Task: Search the entries below for the word "parsing", then copy each line in which it is found.

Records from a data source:
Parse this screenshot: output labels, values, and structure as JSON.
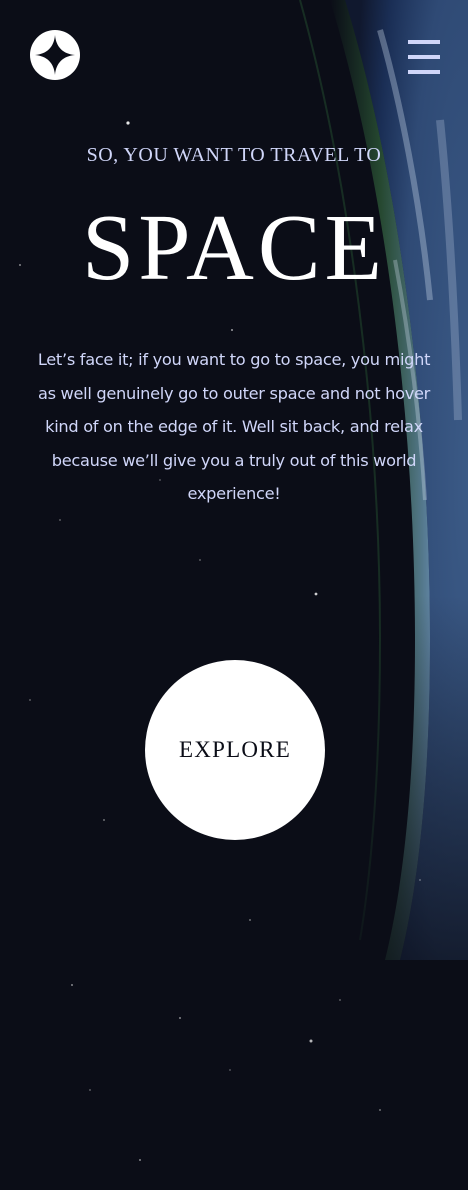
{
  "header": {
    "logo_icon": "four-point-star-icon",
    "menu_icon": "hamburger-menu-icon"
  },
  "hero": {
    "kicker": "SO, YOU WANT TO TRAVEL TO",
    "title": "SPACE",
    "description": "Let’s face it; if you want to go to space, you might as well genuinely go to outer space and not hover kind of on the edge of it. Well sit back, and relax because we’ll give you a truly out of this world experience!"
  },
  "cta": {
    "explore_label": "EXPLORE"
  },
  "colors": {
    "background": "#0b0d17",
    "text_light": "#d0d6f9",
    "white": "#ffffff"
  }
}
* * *
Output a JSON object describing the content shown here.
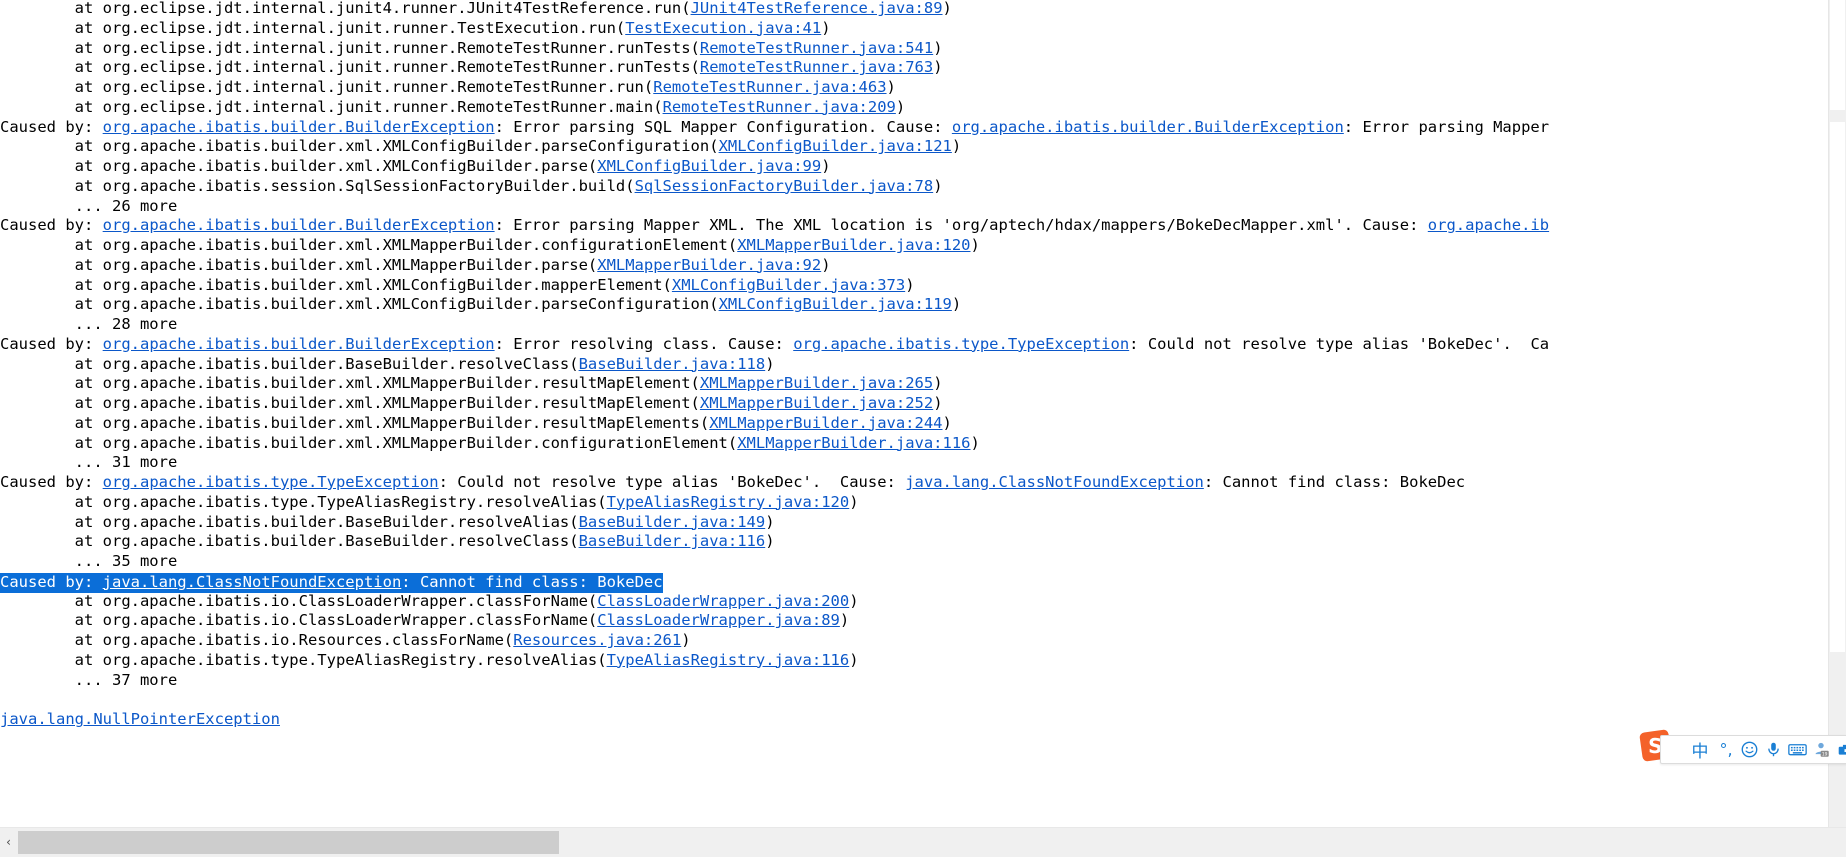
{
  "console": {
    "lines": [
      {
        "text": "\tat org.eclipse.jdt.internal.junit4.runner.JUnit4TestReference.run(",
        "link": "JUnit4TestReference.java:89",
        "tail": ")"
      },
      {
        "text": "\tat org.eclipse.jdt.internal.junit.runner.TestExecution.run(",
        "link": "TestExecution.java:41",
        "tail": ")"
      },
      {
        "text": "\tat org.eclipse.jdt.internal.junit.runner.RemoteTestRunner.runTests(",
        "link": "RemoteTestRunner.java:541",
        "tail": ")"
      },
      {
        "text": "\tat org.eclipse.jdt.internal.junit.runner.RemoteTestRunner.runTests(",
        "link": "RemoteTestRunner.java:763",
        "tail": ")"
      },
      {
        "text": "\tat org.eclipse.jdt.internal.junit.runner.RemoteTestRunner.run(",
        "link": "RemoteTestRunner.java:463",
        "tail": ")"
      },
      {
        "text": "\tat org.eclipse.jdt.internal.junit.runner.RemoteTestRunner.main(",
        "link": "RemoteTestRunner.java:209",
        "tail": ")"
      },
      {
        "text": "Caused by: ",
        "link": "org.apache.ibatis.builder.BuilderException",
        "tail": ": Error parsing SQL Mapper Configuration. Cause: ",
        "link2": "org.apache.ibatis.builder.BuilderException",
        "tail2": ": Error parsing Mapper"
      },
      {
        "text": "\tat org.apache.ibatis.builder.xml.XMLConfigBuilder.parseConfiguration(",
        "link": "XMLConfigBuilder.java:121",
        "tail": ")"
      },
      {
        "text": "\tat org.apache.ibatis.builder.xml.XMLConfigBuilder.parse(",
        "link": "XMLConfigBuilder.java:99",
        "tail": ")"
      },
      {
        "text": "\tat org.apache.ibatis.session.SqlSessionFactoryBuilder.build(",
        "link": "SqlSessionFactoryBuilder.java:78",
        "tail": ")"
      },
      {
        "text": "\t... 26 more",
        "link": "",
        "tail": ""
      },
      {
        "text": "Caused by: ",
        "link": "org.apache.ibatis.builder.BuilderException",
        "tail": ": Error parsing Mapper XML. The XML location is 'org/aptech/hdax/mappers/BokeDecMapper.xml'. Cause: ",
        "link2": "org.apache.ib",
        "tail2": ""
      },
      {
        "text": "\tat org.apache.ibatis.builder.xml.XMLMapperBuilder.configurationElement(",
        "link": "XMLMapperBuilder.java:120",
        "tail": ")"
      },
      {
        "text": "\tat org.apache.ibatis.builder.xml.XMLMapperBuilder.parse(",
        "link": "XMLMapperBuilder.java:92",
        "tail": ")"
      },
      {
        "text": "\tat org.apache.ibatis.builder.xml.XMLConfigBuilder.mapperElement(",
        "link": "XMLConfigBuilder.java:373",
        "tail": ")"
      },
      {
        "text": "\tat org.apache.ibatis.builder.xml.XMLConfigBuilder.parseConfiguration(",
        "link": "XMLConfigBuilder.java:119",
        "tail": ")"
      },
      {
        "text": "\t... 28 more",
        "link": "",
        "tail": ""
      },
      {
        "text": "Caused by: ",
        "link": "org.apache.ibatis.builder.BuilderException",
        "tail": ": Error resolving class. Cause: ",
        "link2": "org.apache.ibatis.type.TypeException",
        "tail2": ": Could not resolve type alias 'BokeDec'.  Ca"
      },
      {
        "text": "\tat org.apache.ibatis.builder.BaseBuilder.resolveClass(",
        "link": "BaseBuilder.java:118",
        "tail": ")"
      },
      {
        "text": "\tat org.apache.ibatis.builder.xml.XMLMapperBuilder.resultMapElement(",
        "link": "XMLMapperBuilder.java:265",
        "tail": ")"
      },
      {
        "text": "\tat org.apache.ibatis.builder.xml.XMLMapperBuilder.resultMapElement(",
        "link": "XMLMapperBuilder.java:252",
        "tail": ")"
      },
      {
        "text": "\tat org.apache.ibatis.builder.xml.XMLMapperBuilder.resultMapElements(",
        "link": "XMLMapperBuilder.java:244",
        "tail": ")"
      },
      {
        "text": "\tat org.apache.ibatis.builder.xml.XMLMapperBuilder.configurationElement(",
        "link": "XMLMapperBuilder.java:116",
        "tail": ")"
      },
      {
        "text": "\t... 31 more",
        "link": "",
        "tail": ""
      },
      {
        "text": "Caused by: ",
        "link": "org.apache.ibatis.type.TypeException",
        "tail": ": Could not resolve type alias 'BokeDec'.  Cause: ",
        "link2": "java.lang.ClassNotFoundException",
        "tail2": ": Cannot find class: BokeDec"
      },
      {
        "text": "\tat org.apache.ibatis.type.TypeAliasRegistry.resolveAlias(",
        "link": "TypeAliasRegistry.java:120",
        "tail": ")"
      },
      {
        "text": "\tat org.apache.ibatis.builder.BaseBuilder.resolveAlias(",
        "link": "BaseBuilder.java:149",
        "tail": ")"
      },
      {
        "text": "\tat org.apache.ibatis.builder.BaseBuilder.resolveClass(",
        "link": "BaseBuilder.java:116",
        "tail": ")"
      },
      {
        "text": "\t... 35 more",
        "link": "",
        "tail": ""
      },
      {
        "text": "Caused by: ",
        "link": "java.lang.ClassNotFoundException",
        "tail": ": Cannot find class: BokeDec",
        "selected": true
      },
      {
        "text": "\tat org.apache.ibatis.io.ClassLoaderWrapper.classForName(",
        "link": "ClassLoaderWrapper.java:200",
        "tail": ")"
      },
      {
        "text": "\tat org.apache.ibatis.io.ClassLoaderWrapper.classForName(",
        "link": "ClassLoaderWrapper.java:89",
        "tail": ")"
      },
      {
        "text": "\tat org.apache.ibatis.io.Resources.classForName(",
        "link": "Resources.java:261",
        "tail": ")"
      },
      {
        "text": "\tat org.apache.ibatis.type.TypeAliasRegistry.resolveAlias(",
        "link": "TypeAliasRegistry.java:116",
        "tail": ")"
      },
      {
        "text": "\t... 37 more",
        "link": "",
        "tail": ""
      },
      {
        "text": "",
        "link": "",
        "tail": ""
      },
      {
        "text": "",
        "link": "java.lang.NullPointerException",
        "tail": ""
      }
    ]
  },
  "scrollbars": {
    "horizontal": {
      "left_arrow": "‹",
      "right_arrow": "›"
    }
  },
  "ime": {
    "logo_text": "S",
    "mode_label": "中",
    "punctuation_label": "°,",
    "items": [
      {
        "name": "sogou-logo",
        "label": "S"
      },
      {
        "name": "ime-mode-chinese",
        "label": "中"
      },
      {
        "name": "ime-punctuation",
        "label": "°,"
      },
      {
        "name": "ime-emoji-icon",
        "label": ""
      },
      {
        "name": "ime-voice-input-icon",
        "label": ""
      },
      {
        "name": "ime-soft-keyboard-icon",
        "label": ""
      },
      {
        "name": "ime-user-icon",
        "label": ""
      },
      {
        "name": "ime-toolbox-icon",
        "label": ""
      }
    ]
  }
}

Response to this task:
        "tail": ": Error parsing SQL Mapper Configuration. Cause: ",
        "tail2": ": Error parsing Mapper"
        "tail": ": Error parsing Mapper XML. The XML location is 'org/aptech/hdax/mappers/BokeDecMapper.xml'. Cause: ",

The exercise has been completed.